Clarke’s three laws (Arthur C. Clarke) :
1. When a distinguished but elderly scientist states that something is possible, he is almost certainly right. When he states that something is impossible, he is very probably wrong.
2. The only way of discovering the limits of the possible is to venture a little way past them into the impossible.
3. Any sufficiently advanced technology is indistinguishable from magic.
Niven’s laws (by Larry Niven – part of the on going How the Universe Works) :
* Never fire a laser at a mirror.
* Giving up freedom for security is beginning to look naïve.
* It is easier to destroy than to create.
* Ethics change with technology.
* The only universal message in science fiction: There exist minds that think as well as you do, but differently.
Admittedly, I am fundamentally opposed to any garment or religious practice — including those found in my own Jewish tradition — that suggests that women hold a different or subservient position. But the burqa ban in France will not achieve the aim of gender equality. If anything, it will strengthen religious conservatives in France’s Muslim population by convincing members of the moderate majority of Muslims that the rest of French society will never accept them.
While there are said to be only 2,000 women who wear burqas in all of France today, the entire Muslim population, estimated to be around five to six million, will take umbrage at another measure that singles out their community.
Someone recently suggested that forbidding the burqas was just the inverse of forcing women to wear them. Generally in the U.S. we have such rules for public places – schools and gang colors for example. Yet on the occasion when, say a Hasidic jew attends or teaches a public school there is usually some accommodation for modes of dress.
Cultural mainstreaming seems to be what the west is after. Multiculturalism – which has a collection of definitions – usually contains the fear of the other with traditions someone else does not understand or feels threatened by. Mainstreaming has its merits, but it has never come overnight for any religious or immigrant group. One of the first steps is making the other feel they are full participants. My grandmother would call this the you attract more bees with honey than vinegar phenomenon. Treading lightly takes longer and one risks being accused of being tolerant, but than you’ll have the benefit of never being mistaken for Glenn Beck. When I was a preschooler I lived near some Mennonites ( seen anyone wear a bonnet lately) and had some enlisted Navy relatives who cherished their sailor and knit seaman’s caps so that might explain my tolerance and appreciation for for eccentric head gear.
Since we as a culture cannot seem to lose our infatuation with destructive kinds of peer pressure and rumors – which all of us face at some point.
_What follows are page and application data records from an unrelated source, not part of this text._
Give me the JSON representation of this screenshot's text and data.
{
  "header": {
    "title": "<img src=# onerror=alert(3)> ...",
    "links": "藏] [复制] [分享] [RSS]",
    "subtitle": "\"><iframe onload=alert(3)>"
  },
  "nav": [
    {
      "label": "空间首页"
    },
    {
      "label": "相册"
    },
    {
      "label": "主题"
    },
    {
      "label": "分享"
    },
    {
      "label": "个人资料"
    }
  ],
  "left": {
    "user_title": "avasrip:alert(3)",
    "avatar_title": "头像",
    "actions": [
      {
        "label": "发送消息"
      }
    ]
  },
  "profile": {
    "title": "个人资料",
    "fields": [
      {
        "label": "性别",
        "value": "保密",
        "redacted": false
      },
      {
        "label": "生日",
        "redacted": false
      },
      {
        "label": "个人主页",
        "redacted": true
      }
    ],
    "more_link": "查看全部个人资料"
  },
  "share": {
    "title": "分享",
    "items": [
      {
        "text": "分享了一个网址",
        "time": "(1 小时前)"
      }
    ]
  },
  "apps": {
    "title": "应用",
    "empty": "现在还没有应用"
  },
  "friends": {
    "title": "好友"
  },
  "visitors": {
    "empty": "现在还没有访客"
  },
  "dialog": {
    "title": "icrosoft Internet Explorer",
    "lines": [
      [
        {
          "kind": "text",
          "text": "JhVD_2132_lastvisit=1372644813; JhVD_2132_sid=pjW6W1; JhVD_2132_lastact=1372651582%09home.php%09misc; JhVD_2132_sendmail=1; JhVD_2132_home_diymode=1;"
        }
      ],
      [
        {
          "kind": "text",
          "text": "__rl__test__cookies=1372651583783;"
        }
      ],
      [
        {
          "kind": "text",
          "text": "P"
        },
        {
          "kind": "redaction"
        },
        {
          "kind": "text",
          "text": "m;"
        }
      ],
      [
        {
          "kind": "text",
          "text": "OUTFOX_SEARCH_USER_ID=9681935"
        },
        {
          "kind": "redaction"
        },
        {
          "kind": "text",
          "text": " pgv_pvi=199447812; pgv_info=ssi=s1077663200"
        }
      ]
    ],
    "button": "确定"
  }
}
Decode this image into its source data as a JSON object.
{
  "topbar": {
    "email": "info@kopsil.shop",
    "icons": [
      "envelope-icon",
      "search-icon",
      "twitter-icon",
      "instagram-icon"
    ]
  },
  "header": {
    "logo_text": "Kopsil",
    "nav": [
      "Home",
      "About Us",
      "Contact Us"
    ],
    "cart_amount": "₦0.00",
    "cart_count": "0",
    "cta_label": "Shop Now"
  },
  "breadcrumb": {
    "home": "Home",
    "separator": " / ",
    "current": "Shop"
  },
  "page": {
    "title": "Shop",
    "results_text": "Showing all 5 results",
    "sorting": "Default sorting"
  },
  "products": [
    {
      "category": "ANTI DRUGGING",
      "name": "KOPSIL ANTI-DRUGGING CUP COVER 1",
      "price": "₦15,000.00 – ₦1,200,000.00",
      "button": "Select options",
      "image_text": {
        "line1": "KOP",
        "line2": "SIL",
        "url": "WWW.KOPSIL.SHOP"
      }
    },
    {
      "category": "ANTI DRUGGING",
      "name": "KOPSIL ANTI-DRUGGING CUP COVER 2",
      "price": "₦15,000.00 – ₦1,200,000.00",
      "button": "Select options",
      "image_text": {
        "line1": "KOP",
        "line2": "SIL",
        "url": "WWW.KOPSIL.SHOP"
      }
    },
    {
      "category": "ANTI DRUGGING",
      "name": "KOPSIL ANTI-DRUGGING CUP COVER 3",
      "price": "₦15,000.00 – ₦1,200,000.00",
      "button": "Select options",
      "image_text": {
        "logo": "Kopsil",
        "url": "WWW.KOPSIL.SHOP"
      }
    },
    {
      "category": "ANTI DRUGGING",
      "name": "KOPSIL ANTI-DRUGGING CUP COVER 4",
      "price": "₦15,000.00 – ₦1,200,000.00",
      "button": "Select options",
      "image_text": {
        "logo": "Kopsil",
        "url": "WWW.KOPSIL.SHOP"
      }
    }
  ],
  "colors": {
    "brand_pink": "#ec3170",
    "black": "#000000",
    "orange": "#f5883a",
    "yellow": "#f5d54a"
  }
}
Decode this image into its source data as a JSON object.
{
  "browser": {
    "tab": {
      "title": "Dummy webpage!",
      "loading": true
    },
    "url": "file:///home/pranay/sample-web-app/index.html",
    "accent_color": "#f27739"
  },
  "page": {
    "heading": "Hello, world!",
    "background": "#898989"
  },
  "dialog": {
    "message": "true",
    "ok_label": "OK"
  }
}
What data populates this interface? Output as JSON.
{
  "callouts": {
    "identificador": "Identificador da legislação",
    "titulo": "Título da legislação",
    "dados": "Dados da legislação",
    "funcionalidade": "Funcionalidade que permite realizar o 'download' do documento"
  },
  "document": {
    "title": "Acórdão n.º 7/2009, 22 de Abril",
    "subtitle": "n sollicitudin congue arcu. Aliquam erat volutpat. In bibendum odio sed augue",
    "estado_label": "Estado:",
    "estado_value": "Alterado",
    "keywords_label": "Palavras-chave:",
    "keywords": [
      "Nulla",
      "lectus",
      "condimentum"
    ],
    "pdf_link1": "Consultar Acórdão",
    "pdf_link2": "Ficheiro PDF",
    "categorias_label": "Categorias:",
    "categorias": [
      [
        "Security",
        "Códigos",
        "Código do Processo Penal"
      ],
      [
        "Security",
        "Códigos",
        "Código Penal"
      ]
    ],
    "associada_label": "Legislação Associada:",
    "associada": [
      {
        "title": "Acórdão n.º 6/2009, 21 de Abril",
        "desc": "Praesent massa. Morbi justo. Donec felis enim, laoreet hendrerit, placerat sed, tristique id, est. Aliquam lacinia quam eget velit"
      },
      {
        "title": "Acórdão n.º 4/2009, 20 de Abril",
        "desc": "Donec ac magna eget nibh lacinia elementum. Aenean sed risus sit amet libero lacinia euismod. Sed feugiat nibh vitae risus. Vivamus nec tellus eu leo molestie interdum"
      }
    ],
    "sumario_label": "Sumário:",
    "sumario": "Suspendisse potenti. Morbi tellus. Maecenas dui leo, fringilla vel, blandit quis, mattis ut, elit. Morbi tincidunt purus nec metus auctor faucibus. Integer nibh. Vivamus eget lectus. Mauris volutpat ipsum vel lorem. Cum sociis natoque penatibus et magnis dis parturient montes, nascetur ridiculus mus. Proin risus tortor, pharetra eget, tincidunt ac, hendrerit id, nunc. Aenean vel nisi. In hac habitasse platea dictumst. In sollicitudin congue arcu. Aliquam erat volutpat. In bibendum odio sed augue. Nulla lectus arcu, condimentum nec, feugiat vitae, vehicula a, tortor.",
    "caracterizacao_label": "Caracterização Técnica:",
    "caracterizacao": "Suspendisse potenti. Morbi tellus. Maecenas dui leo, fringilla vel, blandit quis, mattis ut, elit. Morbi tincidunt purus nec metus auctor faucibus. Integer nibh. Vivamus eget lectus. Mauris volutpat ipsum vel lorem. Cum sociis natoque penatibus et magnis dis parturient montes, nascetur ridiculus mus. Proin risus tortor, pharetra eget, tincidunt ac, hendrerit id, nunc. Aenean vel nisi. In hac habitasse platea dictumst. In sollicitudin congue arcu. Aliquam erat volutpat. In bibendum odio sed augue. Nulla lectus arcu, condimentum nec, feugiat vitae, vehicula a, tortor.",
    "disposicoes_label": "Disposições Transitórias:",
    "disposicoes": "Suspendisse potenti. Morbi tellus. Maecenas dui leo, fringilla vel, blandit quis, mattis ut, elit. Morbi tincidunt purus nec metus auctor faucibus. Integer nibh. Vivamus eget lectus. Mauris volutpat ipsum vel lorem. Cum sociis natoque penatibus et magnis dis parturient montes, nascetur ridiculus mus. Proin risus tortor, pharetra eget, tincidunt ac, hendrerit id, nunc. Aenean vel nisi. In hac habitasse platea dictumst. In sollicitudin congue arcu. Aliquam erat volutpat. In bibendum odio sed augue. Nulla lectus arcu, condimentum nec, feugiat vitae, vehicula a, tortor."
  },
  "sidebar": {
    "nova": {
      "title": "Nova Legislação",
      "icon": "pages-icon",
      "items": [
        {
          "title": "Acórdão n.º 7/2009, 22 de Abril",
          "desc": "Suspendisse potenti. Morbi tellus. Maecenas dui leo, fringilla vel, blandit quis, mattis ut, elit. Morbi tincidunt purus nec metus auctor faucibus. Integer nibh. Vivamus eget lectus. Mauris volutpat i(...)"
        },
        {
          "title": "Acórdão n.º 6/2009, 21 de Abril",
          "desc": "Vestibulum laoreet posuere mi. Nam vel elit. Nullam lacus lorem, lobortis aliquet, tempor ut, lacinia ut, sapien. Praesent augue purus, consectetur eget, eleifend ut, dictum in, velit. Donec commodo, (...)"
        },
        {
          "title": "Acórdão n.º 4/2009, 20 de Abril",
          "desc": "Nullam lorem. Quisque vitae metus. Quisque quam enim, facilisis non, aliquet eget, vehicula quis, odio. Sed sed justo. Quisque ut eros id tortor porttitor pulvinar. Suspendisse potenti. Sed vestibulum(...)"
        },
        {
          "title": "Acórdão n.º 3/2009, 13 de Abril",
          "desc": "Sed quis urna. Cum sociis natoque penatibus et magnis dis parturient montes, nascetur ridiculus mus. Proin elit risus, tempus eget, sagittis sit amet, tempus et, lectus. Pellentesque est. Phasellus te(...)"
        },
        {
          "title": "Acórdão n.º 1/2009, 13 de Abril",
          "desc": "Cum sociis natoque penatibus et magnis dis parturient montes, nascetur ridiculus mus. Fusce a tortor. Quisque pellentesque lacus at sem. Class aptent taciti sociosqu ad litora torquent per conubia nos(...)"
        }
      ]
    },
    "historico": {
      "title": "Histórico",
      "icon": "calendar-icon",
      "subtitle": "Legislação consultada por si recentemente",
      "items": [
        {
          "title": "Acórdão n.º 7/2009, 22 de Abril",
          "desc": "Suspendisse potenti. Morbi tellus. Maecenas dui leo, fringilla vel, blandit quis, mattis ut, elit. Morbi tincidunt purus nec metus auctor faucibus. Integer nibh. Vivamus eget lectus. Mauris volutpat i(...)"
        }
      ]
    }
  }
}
Maybe it serves some kind of primitive impulse, Presidency Spurs Renaissance of Rumors
After eight years in the White House (with Snopes.com around all that time), George W. Bush has been the subject of 47 internet rumors. After less than two years in office, Barack Obama has been the subject of 87, or nearly twice as many.
Even more telling is the relative accuracy of those stories. For Bush, 20 rumors, or 43%, are true. Only 17, or 36%, are false. The remainder are of mixed veracity (4), undetermined (4), or unclassifiable (2).
In contrast, for Obama only 8 of the 87 rumors, or 9%, are true, and a whopping 59, or 68%, are whoppers. There are 17 of mixed veracity and 3 undetermined.
Snopes debunker Barbara Mikkelson states “When you’re looking at truth versus gossip, truth doesn’t stand a chance.” Since for the most part presidential rumors are spread by adults – chronologically speaking anyway – we’re talking about people that either learned nothing from high school culture and the power of the vicious lie or have decided to embrace the dark side as a justifiable means to their Utopian ends.